### SUPPLIED RECORDS:
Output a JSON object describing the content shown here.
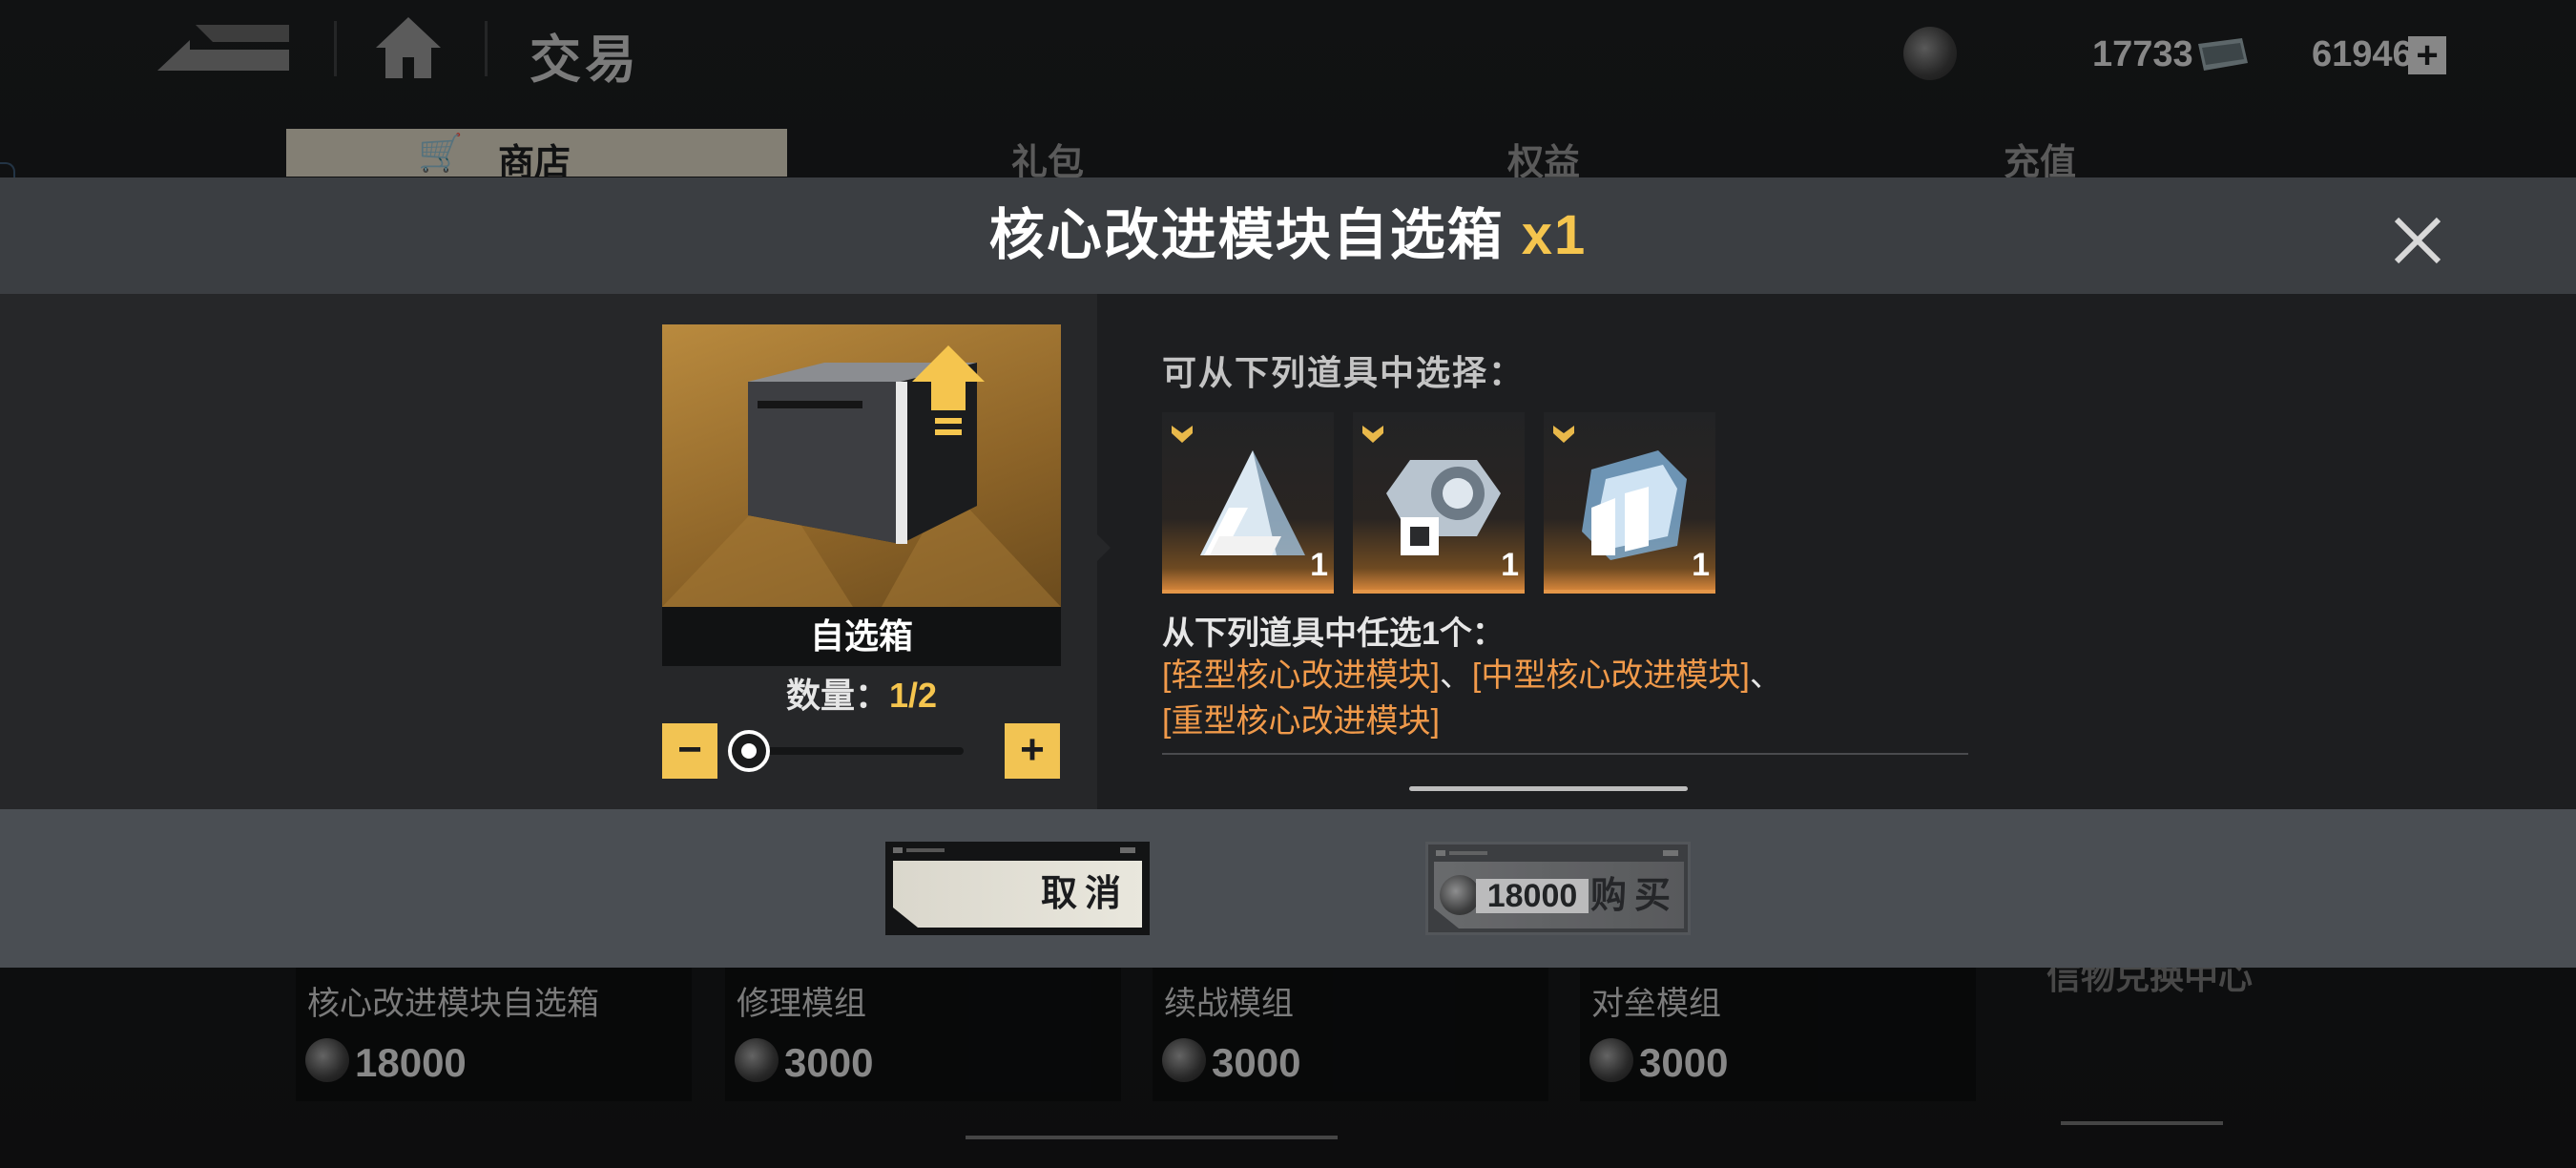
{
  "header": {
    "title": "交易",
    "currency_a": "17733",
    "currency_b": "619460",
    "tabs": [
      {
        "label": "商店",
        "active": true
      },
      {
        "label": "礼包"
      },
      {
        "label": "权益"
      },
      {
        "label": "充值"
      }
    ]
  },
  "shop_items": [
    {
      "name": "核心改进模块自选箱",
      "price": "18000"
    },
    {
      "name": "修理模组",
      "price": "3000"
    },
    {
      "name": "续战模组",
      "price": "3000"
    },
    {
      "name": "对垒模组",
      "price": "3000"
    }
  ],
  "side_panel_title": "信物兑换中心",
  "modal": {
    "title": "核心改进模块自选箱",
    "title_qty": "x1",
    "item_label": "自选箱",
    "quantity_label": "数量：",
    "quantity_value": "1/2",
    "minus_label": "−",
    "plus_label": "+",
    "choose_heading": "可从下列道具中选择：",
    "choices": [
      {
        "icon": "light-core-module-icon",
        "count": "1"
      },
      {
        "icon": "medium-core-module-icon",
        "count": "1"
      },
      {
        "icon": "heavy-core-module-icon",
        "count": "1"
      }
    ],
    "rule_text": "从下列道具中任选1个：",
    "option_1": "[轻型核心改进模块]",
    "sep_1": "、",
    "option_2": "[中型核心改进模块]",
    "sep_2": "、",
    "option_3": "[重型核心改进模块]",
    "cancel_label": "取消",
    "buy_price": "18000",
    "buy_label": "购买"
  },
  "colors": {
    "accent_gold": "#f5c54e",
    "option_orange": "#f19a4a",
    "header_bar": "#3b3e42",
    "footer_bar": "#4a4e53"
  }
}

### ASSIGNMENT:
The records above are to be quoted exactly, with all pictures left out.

### EXERCISE OUTPUT:
Output a JSON object describing the content shown here.
{
  "header": {
    "title": "交易",
    "currency_a": "17733",
    "currency_b": "619460",
    "tabs": [
      {
        "label": "商店",
        "active": true
      },
      {
        "label": "礼包"
      },
      {
        "label": "权益"
      },
      {
        "label": "充值"
      }
    ]
  },
  "shop_items": [
    {
      "name": "核心改进模块自选箱",
      "price": "18000"
    },
    {
      "name": "修理模组",
      "price": "3000"
    },
    {
      "name": "续战模组",
      "price": "3000"
    },
    {
      "name": "对垒模组",
      "price": "3000"
    }
  ],
  "side_panel_title": "信物兑换中心",
  "modal": {
    "title": "核心改进模块自选箱",
    "title_qty": "x1",
    "item_label": "自选箱",
    "quantity_label": "数量：",
    "quantity_value": "1/2",
    "minus_label": "−",
    "plus_label": "+",
    "choose_heading": "可从下列道具中选择：",
    "choices": [
      {
        "icon": "light-core-module-icon",
        "count": "1"
      },
      {
        "icon": "medium-core-module-icon",
        "count": "1"
      },
      {
        "icon": "heavy-core-module-icon",
        "count": "1"
      }
    ],
    "rule_text": "从下列道具中任选1个：",
    "option_1": "[轻型核心改进模块]",
    "sep_1": "、",
    "option_2": "[中型核心改进模块]",
    "sep_2": "、",
    "option_3": "[重型核心改进模块]",
    "cancel_label": "取消",
    "buy_price": "18000",
    "buy_label": "购买"
  },
  "colors": {
    "accent_gold": "#f5c54e",
    "option_orange": "#f19a4a",
    "header_bar": "#3b3e42",
    "footer_bar": "#4a4e53"
  }
}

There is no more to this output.